• _Dataset rows describing interfaces_:
★ ★ ★ ★
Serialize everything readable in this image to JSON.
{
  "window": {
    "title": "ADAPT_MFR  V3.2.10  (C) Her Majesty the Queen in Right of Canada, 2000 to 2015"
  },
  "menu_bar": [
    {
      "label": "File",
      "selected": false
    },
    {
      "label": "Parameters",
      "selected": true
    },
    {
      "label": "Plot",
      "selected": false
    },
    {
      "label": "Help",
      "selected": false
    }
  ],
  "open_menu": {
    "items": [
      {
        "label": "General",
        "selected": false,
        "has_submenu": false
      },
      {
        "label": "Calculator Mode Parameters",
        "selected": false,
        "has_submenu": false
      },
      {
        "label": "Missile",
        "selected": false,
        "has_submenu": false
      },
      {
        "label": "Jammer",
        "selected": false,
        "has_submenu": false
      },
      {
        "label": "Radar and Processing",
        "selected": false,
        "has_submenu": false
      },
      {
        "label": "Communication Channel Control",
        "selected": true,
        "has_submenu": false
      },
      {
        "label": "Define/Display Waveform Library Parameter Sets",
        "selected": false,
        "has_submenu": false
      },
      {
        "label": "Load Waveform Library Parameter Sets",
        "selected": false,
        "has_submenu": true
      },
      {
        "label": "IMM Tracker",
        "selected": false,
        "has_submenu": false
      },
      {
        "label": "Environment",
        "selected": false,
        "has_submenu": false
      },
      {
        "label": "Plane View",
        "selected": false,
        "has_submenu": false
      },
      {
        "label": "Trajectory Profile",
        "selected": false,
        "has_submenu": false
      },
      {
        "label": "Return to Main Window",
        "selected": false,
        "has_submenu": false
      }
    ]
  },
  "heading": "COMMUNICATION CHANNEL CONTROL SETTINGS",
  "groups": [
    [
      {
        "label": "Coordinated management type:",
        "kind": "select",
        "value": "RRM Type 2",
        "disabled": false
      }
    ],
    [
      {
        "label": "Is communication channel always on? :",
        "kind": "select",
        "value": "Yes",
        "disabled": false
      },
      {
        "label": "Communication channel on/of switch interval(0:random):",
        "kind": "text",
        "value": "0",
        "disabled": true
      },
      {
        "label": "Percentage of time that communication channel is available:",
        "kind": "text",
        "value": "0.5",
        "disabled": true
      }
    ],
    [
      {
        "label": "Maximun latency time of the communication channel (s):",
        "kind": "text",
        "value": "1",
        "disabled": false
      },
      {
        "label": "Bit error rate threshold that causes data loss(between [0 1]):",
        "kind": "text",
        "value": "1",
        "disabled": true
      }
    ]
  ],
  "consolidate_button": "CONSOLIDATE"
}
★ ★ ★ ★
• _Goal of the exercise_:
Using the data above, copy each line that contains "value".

• _Solution for this exercise_:
        "value": "RRM Type 2",
        "value": "Yes",
        "value": "0",
        "value": "0.5",
        "value": "1",
        "value": "1",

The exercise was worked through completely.